Digital West wiring SLO at the speed of light
The telecommunications firm Digital West is working to make its hometown of San Luis Obispo the best-connected city in the Tri-Counties.
Digital West is ringing the town with its own high-speed fiber lines, bringing speeds to Central Coast businesses that aren’t available in many parts of the Tri-Counties.
It has a 90,000-square-foot data center in the works that would draw twice as much power as the entire Cal Poly San Luis Obispo campus. And it is working on building on-ramps and off-ramps to the three trans-Pacific Internet backbone cables that come ashore in San Luis Obispo County and head to San Francisco and Los Angeles.
For most businesses, a fiber-optic network is about 10 times faster than copper-based networks. Verizon, which didn’t return an interview request by the press deadline for this story, has rolled out fiber in some of Ventura County. But in many areas of the Tri-Counties, the fastest available Internet connection remains a T1 or similar high-bandwidth copper line through a cable provider.
“They’re not in San Luis Obispo or Santa Barbara and probably won’t be for a long time,” Digital West CEO Tim Williams told the Business Times. “The carriers pick densely populated areas where they can get the most bang for their buck.”
Digital West has become what’s known as an interexchange carrier, a regulatory status that lets it do things a utility would, such as lay fiber cabling underground or on aboveground poles. Its first big fiber project was bringing higher speeds to the county government.
Since then, Digital West has laid four miles of fiber along Broad Street, from near San Luis Obispo’s airport to near downtown. The firm hopes to penetrate the downtown area in the first quarter of next year and then march toward Buckley Road, where it will be within striking distance of its original installation.
“We’d have a complete ring that goes all the way around the city,” Williams said.

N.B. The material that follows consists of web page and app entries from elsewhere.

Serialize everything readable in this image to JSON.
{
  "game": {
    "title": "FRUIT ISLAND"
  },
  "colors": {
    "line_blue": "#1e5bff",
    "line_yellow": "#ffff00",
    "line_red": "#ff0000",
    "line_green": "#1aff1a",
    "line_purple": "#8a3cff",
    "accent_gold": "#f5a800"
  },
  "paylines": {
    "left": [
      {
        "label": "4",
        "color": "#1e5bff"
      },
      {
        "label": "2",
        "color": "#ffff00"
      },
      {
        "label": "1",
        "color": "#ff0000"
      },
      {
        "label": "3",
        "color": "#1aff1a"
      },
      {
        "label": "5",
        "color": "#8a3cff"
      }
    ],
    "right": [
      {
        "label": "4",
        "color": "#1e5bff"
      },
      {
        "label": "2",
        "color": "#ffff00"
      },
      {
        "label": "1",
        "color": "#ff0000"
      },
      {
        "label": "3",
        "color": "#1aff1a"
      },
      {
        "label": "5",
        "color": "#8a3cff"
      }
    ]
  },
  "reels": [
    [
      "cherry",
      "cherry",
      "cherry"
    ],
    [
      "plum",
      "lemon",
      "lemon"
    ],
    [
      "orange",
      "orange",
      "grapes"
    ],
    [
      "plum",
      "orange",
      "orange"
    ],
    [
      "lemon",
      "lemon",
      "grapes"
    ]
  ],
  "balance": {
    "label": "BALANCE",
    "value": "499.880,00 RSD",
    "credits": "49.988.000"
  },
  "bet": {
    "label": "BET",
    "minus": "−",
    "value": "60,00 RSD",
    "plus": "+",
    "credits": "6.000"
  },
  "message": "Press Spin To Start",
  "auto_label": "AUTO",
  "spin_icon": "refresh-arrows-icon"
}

To make the financials pencil out, Williams is signing up interested businesses before the fiber is laid. A U.S. Small Business Administration-backed loan funded the first phases.
“It’s an expensive endeavor for us to do this,” Williams said. “The big guys aren’t coming here for a reason — there isn’t a density of businesses that makes it cost-effective.”
So far, Digital West has signed up tech firms such as Mindbody Online and Level Studios, two businesses that generate a lot of jobs and revenue without any local customers.
Another tool Williams has used is collaboration. He’s waited until the county, Cal Poly or Charter Communications were doing work in an area and then joined up with them.
“It’s a lot easier to put in four conduits at once than to put in one,” he said.
San Luis Obispo-based TekTegrity said it’s ready for fiber. “We’re in the city of San Luis Obispo, and I cannot get Charter cable here. That’s how sporadic high-speed Internet is,” said Jeremy Koellish, the chief operating officer of the firm.
TekTegrity manages many of its clients’ computers and networks remotely. That means better connectivity is better business. “We live and die by being connected to the Internet. Having higher speed Internet for us creates greater efficiency and greater profitability,” Koellish said.
In addition to laying its own local fiber, Digital West is in talks to tap the trans-Pacific Internet pipes that come from Asia to the U.S. and land on the Central Coast. There are three that hit the shore near San Luis Obispo. “It’s like a highway from the beach coming from the east, and there’s really no off-ramp — it just goes north and south,” Williams said. “What we’ll do is have that highway accessible right here.”
To really take advantage of those on-ramps and off-ramps, Digital West wants to have a state-of-the-art data center ready and waiting for firms that want a straight shot to Asia. It currently operates a 2,000-square-foot data center, and it is in escrow on a building near the San Luis Obispo airport that it wants to turn into a 90,000-square-foot center.
“We need to find a place that’s big enough that we’ll never have to move again,” Williams said, adding that he is in talks with PG&E over getting enough electricity to power such a center.
Koellish of TekTegrity said the investments that Digital West is making on the Central Coast now bode well for San Luis Obispo’s future. It has turned the city’s isolation from major metropolitan areas into an asset, he said.
“I don’t think they would be able to pull this off in San Francisco or Los Angeles — there’s huge competition,” Koellish said. “But the isolation we have has given a local company the chance to do it. In the long run, it will attract more companies to this beautiful place where we live. It could potentially turn us more into a tech hub.”